The records below must be copied in full, exactly as they read.

-- DATASET ENTRIES follows --

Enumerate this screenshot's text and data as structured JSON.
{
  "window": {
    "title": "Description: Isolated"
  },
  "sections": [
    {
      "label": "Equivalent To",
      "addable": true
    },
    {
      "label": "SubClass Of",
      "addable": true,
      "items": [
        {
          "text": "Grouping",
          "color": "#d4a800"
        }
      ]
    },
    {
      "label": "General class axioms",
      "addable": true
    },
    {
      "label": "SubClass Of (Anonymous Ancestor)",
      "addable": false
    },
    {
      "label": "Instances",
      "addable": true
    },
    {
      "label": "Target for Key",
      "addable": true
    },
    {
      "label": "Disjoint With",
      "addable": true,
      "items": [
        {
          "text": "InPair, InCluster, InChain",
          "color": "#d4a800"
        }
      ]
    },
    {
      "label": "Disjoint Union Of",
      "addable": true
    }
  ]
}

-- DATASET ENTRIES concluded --

• [WRITTEN ANSWER]:
Enumerate this screenshot's text and data as structured JSON.
{
  "window": {
    "title": "Description: Isolated"
  },
  "sections": [
    {
      "label": "Equivalent To",
      "addable": true
    },
    {
      "label": "SubClass Of",
      "addable": true,
      "items": [
        {
          "text": "Grouping",
          "color": "#d4a800"
        }
      ]
    },
    {
      "label": "General class axioms",
      "addable": true
    },
    {
      "label": "SubClass Of (Anonymous Ancestor)",
      "addable": false
    },
    {
      "label": "Instances",
      "addable": true
    },
    {
      "label": "Target for Key",
      "addable": true
    },
    {
      "label": "Disjoint With",
      "addable": true,
      "items": [
        {
          "text": "InPair, InCluster, InChain",
          "color": "#d4a800"
        }
      ]
    },
    {
      "label": "Disjoint Union Of",
      "addable": true
    }
  ]
}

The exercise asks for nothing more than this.